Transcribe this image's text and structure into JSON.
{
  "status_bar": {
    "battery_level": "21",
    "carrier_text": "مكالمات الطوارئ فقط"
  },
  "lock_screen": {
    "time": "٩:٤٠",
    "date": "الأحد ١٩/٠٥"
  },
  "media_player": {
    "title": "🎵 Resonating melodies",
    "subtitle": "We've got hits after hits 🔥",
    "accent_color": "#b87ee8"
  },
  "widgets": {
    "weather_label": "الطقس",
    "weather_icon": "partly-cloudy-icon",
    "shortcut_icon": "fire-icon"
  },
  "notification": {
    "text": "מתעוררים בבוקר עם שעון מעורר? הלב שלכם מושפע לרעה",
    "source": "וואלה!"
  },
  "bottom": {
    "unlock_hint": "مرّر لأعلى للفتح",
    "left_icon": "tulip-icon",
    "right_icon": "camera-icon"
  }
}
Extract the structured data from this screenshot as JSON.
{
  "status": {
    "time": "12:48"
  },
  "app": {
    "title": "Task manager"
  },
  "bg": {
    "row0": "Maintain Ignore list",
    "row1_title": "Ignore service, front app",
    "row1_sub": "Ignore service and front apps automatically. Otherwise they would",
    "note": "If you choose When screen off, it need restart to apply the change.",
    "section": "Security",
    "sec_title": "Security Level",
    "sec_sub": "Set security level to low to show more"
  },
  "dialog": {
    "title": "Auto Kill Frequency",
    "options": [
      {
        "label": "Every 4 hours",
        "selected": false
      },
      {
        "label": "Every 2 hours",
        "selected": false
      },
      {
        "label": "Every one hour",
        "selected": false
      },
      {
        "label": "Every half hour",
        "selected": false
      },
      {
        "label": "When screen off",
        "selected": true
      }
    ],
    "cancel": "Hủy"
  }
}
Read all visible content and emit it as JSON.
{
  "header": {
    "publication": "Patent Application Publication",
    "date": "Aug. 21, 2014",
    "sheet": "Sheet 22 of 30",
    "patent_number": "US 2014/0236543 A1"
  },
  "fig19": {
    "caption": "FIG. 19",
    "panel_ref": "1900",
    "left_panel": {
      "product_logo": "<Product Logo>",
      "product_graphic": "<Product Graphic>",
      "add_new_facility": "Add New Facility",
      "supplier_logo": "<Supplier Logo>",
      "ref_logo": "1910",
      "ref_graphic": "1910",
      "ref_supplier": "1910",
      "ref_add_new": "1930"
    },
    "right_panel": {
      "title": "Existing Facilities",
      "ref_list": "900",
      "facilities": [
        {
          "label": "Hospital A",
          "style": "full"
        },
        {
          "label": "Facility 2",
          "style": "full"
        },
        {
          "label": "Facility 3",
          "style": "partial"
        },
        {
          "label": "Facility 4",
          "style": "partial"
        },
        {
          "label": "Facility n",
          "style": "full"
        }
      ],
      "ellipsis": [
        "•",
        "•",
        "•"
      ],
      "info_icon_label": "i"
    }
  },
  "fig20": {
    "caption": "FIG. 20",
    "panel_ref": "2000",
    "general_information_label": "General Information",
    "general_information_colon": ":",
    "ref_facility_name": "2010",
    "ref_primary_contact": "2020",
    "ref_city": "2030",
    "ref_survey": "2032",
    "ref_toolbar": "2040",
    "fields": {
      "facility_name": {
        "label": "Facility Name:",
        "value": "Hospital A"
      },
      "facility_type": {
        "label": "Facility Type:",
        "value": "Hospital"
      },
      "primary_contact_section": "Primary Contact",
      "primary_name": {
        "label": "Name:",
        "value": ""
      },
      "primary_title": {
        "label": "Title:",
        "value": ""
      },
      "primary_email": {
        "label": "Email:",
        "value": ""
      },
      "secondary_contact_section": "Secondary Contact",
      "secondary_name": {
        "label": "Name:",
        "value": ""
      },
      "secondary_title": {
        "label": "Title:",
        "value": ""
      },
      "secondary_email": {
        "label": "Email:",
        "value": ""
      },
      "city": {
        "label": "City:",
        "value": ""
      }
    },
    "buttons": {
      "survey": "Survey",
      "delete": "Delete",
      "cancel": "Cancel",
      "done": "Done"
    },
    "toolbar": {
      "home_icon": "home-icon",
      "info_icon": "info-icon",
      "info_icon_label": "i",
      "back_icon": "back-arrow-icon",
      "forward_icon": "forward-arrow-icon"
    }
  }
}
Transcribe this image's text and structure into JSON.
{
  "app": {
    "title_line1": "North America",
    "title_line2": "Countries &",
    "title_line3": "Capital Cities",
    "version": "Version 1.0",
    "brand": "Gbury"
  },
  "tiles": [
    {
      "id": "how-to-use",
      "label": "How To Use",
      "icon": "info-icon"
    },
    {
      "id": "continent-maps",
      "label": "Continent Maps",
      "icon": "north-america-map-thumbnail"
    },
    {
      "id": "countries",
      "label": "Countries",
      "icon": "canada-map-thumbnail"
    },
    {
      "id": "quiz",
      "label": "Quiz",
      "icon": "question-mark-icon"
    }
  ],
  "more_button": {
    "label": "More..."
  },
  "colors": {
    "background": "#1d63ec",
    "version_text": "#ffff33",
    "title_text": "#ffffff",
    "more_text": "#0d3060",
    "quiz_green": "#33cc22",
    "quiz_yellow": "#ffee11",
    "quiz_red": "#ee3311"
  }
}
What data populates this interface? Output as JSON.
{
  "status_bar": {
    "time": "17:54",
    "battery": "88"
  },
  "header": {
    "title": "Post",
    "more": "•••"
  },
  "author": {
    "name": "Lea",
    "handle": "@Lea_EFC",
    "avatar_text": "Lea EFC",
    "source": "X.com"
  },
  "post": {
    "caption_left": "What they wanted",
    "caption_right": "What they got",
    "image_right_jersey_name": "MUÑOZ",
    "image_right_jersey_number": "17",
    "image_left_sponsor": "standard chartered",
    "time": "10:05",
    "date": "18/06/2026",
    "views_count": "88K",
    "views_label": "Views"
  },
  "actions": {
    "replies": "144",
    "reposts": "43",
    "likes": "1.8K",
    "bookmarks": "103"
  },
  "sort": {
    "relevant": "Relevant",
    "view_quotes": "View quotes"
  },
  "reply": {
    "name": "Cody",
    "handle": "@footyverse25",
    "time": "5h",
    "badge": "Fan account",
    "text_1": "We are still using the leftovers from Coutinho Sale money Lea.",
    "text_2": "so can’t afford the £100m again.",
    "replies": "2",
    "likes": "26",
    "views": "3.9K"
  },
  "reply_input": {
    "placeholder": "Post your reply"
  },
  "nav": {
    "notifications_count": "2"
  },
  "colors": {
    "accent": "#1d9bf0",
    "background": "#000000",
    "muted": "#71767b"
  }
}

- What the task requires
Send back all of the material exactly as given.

- Result for this task
Transcribe this image's text and structure into JSON.
{
  "status_bar": {
    "battery_level": "21",
    "carrier_text": "مكالمات الطوارئ فقط"
  },
  "lock_screen": {
    "time": "٩:٤٠",
    "date": "الأحد ١٩/٠٥"
  },
  "media_player": {
    "title": "🎵 Resonating melodies",
    "subtitle": "We've got hits after hits 🔥",
    "accent_color": "#b87ee8"
  },
  "widgets": {
    "weather_label": "الطقس",
    "weather_icon": "partly-cloudy-icon",
    "shortcut_icon": "fire-icon"
  },
  "notification": {
    "text": "מתעוררים בבוקר עם שעון מעורר? הלב שלכם מושפע לרעה",
    "source": "וואלה!"
  },
  "bottom": {
    "unlock_hint": "مرّر لأعلى للفتح",
    "left_icon": "tulip-icon",
    "right_icon": "camera-icon"
  }
}
Extract the structured data from this screenshot as JSON.
{
  "status": {
    "time": "12:48"
  },
  "app": {
    "title": "Task manager"
  },
  "bg": {
    "row0": "Maintain Ignore list",
    "row1_title": "Ignore service, front app",
    "row1_sub": "Ignore service and front apps automatically. Otherwise they would",
    "note": "If you choose When screen off, it need restart to apply the change.",
    "section": "Security",
    "sec_title": "Security Level",
    "sec_sub": "Set security level to low to show more"
  },
  "dialog": {
    "title": "Auto Kill Frequency",
    "options": [
      {
        "label": "Every 4 hours",
        "selected": false
      },
      {
        "label": "Every 2 hours",
        "selected": false
      },
      {
        "label": "Every one hour",
        "selected": false
      },
      {
        "label": "Every half hour",
        "selected": false
      },
      {
        "label": "When screen off",
        "selected": true
      }
    ],
    "cancel": "Hủy"
  }
}
Read all visible content and emit it as JSON.
{
  "header": {
    "publication": "Patent Application Publication",
    "date": "Aug. 21, 2014",
    "sheet": "Sheet 22 of 30",
    "patent_number": "US 2014/0236543 A1"
  },
  "fig19": {
    "caption": "FIG. 19",
    "panel_ref": "1900",
    "left_panel": {
      "product_logo": "<Product Logo>",
      "product_graphic": "<Product Graphic>",
      "add_new_facility": "Add New Facility",
      "supplier_logo": "<Supplier Logo>",
      "ref_logo": "1910",
      "ref_graphic": "1910",
      "ref_supplier": "1910",
      "ref_add_new": "1930"
    },
    "right_panel": {
      "title": "Existing Facilities",
      "ref_list": "900",
      "facilities": [
        {
          "label": "Hospital A",
          "style": "full"
        },
        {
          "label": "Facility 2",
          "style": "full"
        },
        {
          "label": "Facility 3",
          "style": "partial"
        },
        {
          "label": "Facility 4",
          "style": "partial"
        },
        {
          "label": "Facility n",
          "style": "full"
        }
      ],
      "ellipsis": [
        "•",
        "•",
        "•"
      ],
      "info_icon_label": "i"
    }
  },
  "fig20": {
    "caption": "FIG. 20",
    "panel_ref": "2000",
    "general_information_label": "General Information",
    "general_information_colon": ":",
    "ref_facility_name": "2010",
    "ref_primary_contact": "2020",
    "ref_city": "2030",
    "ref_survey": "2032",
    "ref_toolbar": "2040",
    "fields": {
      "facility_name": {
        "label": "Facility Name:",
        "value": "Hospital A"
      },
      "facility_type": {
        "label": "Facility Type:",
        "value": "Hospital"
      },
      "primary_contact_section": "Primary Contact",
      "primary_name": {
        "label": "Name:",
        "value": ""
      },
      "primary_title": {
        "label": "Title:",
        "value": ""
      },
      "primary_email": {
        "label": "Email:",
        "value": ""
      },
      "secondary_contact_section": "Secondary Contact",
      "secondary_name": {
        "label": "Name:",
        "value": ""
      },
      "secondary_title": {
        "label": "Title:",
        "value": ""
      },
      "secondary_email": {
        "label": "Email:",
        "value": ""
      },
      "city": {
        "label": "City:",
        "value": ""
      }
    },
    "buttons": {
      "survey": "Survey",
      "delete": "Delete",
      "cancel": "Cancel",
      "done": "Done"
    },
    "toolbar": {
      "home_icon": "home-icon",
      "info_icon": "info-icon",
      "info_icon_label": "i",
      "back_icon": "back-arrow-icon",
      "forward_icon": "forward-arrow-icon"
    }
  }
}
Transcribe this image's text and structure into JSON.
{
  "app": {
    "title_line1": "North America",
    "title_line2": "Countries &",
    "title_line3": "Capital Cities",
    "version": "Version 1.0",
    "brand": "Gbury"
  },
  "tiles": [
    {
      "id": "how-to-use",
      "label": "How To Use",
      "icon": "info-icon"
    },
    {
      "id": "continent-maps",
      "label": "Continent Maps",
      "icon": "north-america-map-thumbnail"
    },
    {
      "id": "countries",
      "label": "Countries",
      "icon": "canada-map-thumbnail"
    },
    {
      "id": "quiz",
      "label": "Quiz",
      "icon": "question-mark-icon"
    }
  ],
  "more_button": {
    "label": "More..."
  },
  "colors": {
    "background": "#1d63ec",
    "version_text": "#ffff33",
    "title_text": "#ffffff",
    "more_text": "#0d3060",
    "quiz_green": "#33cc22",
    "quiz_yellow": "#ffee11",
    "quiz_red": "#ee3311"
  }
}
What data populates this interface? Output as JSON.
{
  "status_bar": {
    "time": "17:54",
    "battery": "88"
  },
  "header": {
    "title": "Post",
    "more": "•••"
  },
  "author": {
    "name": "Lea",
    "handle": "@Lea_EFC",
    "avatar_text": "Lea EFC",
    "source": "X.com"
  },
  "post": {
    "caption_left": "What they wanted",
    "caption_right": "What they got",
    "image_right_jersey_name": "MUÑOZ",
    "image_right_jersey_number": "17",
    "image_left_sponsor": "standard chartered",
    "time": "10:05",
    "date": "18/06/2026",
    "views_count": "88K",
    "views_label": "Views"
  },
  "actions": {
    "replies": "144",
    "reposts": "43",
    "likes": "1.8K",
    "bookmarks": "103"
  },
  "sort": {
    "relevant": "Relevant",
    "view_quotes": "View quotes"
  },
  "reply": {
    "name": "Cody",
    "handle": "@footyverse25",
    "time": "5h",
    "badge": "Fan account",
    "text_1": "We are still using the leftovers from Coutinho Sale money Lea.",
    "text_2": "so can’t afford the £100m again.",
    "replies": "2",
    "likes": "26",
    "views": "3.9K"
  },
  "reply_input": {
    "placeholder": "Post your reply"
  },
  "nav": {
    "notifications_count": "2"
  },
  "colors": {
    "accent": "#1d9bf0",
    "background": "#000000",
    "muted": "#71767b"
  }
}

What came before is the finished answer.